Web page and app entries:
================
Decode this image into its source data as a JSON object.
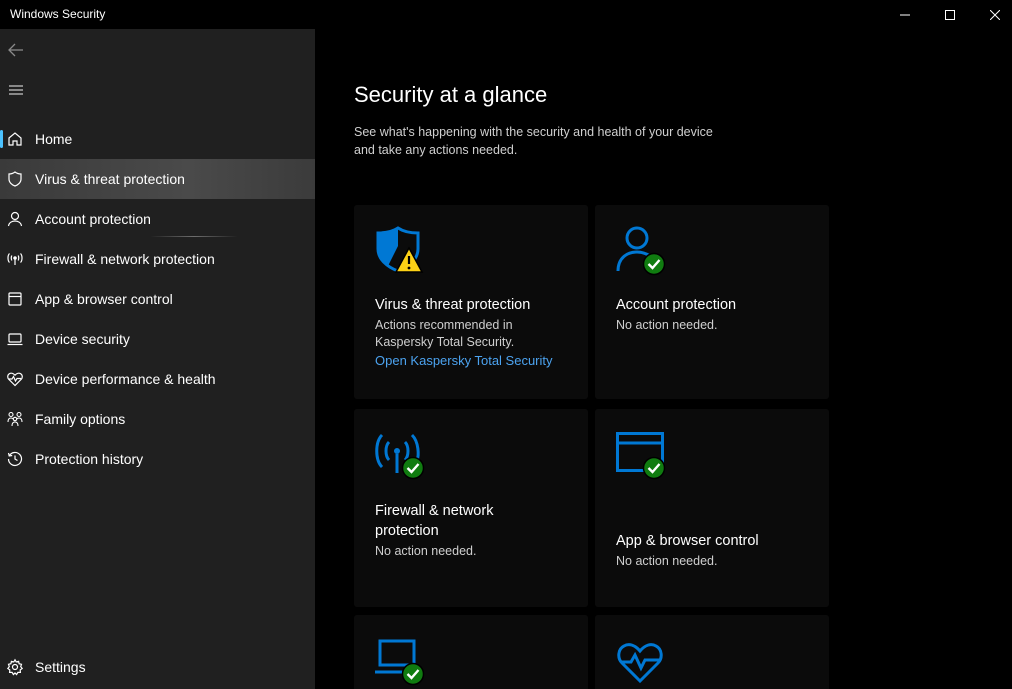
{
  "window": {
    "title": "Windows Security",
    "controls": [
      "minimize-icon",
      "maximize-icon",
      "close-icon"
    ]
  },
  "sidebar": {
    "back_icon": "back-arrow-icon",
    "menu_icon": "hamburger-menu-icon",
    "items": [
      {
        "label": "Home",
        "icon": "home-icon",
        "selected": true
      },
      {
        "label": "Virus & threat protection",
        "icon": "shield-icon",
        "hovered": true
      },
      {
        "label": "Account protection",
        "icon": "person-icon"
      },
      {
        "label": "Firewall & network protection",
        "icon": "antenna-icon"
      },
      {
        "label": "App & browser control",
        "icon": "app-window-icon"
      },
      {
        "label": "Device security",
        "icon": "laptop-icon"
      },
      {
        "label": "Device performance & health",
        "icon": "heart-icon"
      },
      {
        "label": "Family options",
        "icon": "family-icon"
      },
      {
        "label": "Protection history",
        "icon": "history-icon"
      }
    ],
    "settings": {
      "label": "Settings",
      "icon": "gear-icon"
    }
  },
  "main": {
    "title": "Security at a glance",
    "subtitle_line1": "See what's happening with the security and health of your device",
    "subtitle_line2": "and take any actions needed.",
    "cards": [
      {
        "title": "Virus & threat protection",
        "desc_line1": "Actions recommended in",
        "desc_line2": "Kaspersky Total Security.",
        "link": "Open Kaspersky Total Security",
        "icon": "shield-warning-icon",
        "status": "warning"
      },
      {
        "title": "Account protection",
        "desc": "No action needed.",
        "icon": "person-check-icon",
        "status": "ok"
      },
      {
        "title_line1": "Firewall & network",
        "title_line2": "protection",
        "desc": "No action needed.",
        "icon": "antenna-check-icon",
        "status": "ok"
      },
      {
        "title": "App & browser control",
        "desc": "No action needed.",
        "icon": "app-window-check-icon",
        "status": "ok"
      },
      {
        "icon": "laptop-check-icon",
        "status": "ok"
      },
      {
        "icon": "heart-pulse-icon"
      }
    ]
  },
  "colors": {
    "accent_blue": "#0078d4",
    "link_blue": "#4ca3f0",
    "ok_green": "#107c10",
    "warning_yellow": "#fcd116",
    "sidebar_bg": "#202020",
    "main_bg": "#000000"
  }
}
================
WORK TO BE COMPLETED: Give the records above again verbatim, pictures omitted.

SOLUTION TO THE EXERCISE:
Decode this image into its source data as a JSON object.
{
  "window": {
    "title": "Windows Security",
    "controls": [
      "minimize-icon",
      "maximize-icon",
      "close-icon"
    ]
  },
  "sidebar": {
    "back_icon": "back-arrow-icon",
    "menu_icon": "hamburger-menu-icon",
    "items": [
      {
        "label": "Home",
        "icon": "home-icon",
        "selected": true
      },
      {
        "label": "Virus & threat protection",
        "icon": "shield-icon",
        "hovered": true
      },
      {
        "label": "Account protection",
        "icon": "person-icon"
      },
      {
        "label": "Firewall & network protection",
        "icon": "antenna-icon"
      },
      {
        "label": "App & browser control",
        "icon": "app-window-icon"
      },
      {
        "label": "Device security",
        "icon": "laptop-icon"
      },
      {
        "label": "Device performance & health",
        "icon": "heart-icon"
      },
      {
        "label": "Family options",
        "icon": "family-icon"
      },
      {
        "label": "Protection history",
        "icon": "history-icon"
      }
    ],
    "settings": {
      "label": "Settings",
      "icon": "gear-icon"
    }
  },
  "main": {
    "title": "Security at a glance",
    "subtitle_line1": "See what's happening with the security and health of your device",
    "subtitle_line2": "and take any actions needed.",
    "cards": [
      {
        "title": "Virus & threat protection",
        "desc_line1": "Actions recommended in",
        "desc_line2": "Kaspersky Total Security.",
        "link": "Open Kaspersky Total Security",
        "icon": "shield-warning-icon",
        "status": "warning"
      },
      {
        "title": "Account protection",
        "desc": "No action needed.",
        "icon": "person-check-icon",
        "status": "ok"
      },
      {
        "title_line1": "Firewall & network",
        "title_line2": "protection",
        "desc": "No action needed.",
        "icon": "antenna-check-icon",
        "status": "ok"
      },
      {
        "title": "App & browser control",
        "desc": "No action needed.",
        "icon": "app-window-check-icon",
        "status": "ok"
      },
      {
        "icon": "laptop-check-icon",
        "status": "ok"
      },
      {
        "icon": "heart-pulse-icon"
      }
    ]
  },
  "colors": {
    "accent_blue": "#0078d4",
    "link_blue": "#4ca3f0",
    "ok_green": "#107c10",
    "warning_yellow": "#fcd116",
    "sidebar_bg": "#202020",
    "main_bg": "#000000"
  }
}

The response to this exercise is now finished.